In another labor-related development, the Cuban National Assembly approved a new Foreign Investment Law in March 2014. Some observers had hoped that the law would change existing rules under which foreign owned businesses or joint ventures hire workers through a Cuban state employment agency, but the hiring system was left relatively intact. Under the current arrangement, the employer pays a per employee cost to the agency, and the agency hires and places the Cuban workers. Many foreign employers would prefer direct hiring and payment. This is less an issue about employee selection or quality than about managers’ preferences for a direct employer-employee relationship.

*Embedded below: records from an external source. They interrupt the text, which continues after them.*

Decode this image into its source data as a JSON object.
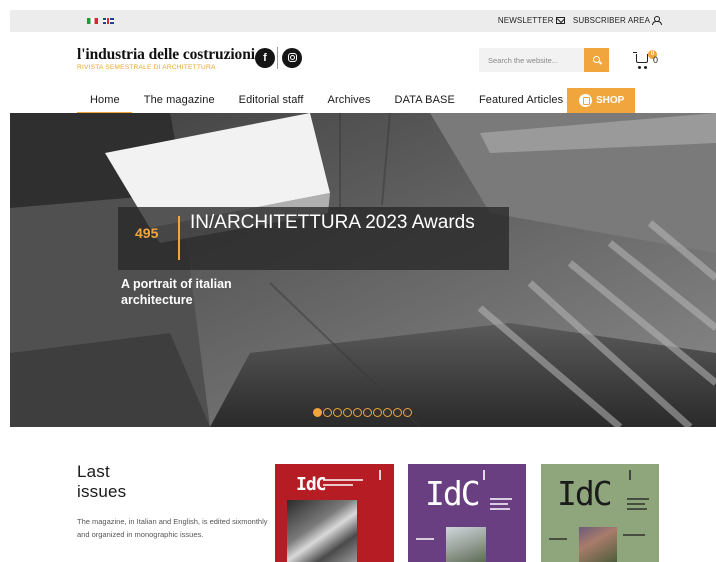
{
  "topbar": {
    "newsletter_label": "NEWSLETTER",
    "subscriber_label": "SUBSCRIBER AREA",
    "flags": [
      "italian-flag-icon",
      "english-flag-icon"
    ]
  },
  "header": {
    "logo_name": "l'industria delle costruzioni",
    "logo_tagline": "RIVISTA SEMESTRALE DI ARCHITETTURA",
    "search_placeholder": "Search the website...",
    "cart_badge": "0",
    "cart_count": "0"
  },
  "nav": {
    "items": [
      {
        "label": "Home"
      },
      {
        "label": "The magazine"
      },
      {
        "label": "Editorial staff"
      },
      {
        "label": "Archives"
      },
      {
        "label": "DATA BASE"
      },
      {
        "label": "Featured Articles"
      }
    ],
    "shop_label": "SHOP"
  },
  "hero": {
    "number": "495",
    "title": "IN/ARCHITETTURA 2023 Awards",
    "subtitle": "A portrait of italian architecture",
    "slide_count": 10,
    "active_slide": 1
  },
  "last_issues": {
    "title": "Last issues",
    "description": "The magazine, in Italian and English, is edited sixmonthly and organized in monographic issues.",
    "covers": [
      {
        "brand": "IdC",
        "color": "#b51c23"
      },
      {
        "brand": "IdC",
        "color": "#6a3f82"
      },
      {
        "brand": "IdC",
        "color": "#8fa67d"
      }
    ]
  },
  "colors": {
    "accent": "#f1a63d",
    "topbar_bg": "#ececec"
  }
}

There are serious flaws in the current system from both the workers’ and employers’ perspectives. If movement toward direct hiring does take place, it will require a broader re-examination of the labor and regulatory framework in the foreign investment sector. It is already the case that workers in the foreign investment sector are relatively privileged: they have more access to tips and bonuses than do other workers, and they are more likely to earn income in hard currency. Movement toward direct hiring would exacerbate those differences, and it might spar
k a broader debate about income inequality in Cuba.
In a signal that the issue remains, Cuba has also announced new regulations governing investment in the new port of Mariel. In the Mariel special investment zone, while foreign employers will still go through a state hiring agency, the agency will retain a smaller percent of workers’ wages—20 percent—meaning that workers will be able to earn more while costing companies less. In addition, employers will be able negotiate salaries with the agency without having to adhere to a fixed scale, and they will also be free to contract self-employed Cubans through the agency. Whether this arrangement is enough of an improvement to satisfy foreign investors remains to be seen. It is clearly a much better arrangement for the workers hired in the Mariel Zone. It is also likely to contribute to the growing discussion about wage inequality, since workers in the zone will be able to earn significantly higher salaries than average Cuban workers
Changes in Cuba’s labor code, and changing employment conditions in Cuba, are emblematic of a broader debate that is taking place throughout Cuban society and among Cuba watchers: what does economic reform mean for the social protections and structures that Cubans have taken for granted for the past five decades? Although the Cuban government argues that the socialist foundation of the Cuban system is not up for debate, the reality is that the economic reform process is changing the relationship between Cubans and the state in very real ways. As Cuba modernizes its economy, preserving the social gains of the past 50 years—free, relatively high quality healthcare and education, workplace protections, family leave, and so on—while balancing the need for material incentives with the aspiration for relative social equality—will be a major challenge. It will also be key to the long-term success of the country and to advancing the quality of life of all Cubans.
Geoff Thale is WOLA’s Program Director.
[i] The Labor Code was first promulgated in 1984 and has been updated by a patchwork of regulations and directives. A comprehensive overhaul of the code was certainly needed, particularly in the circumstances created by layoffs and private sector openings.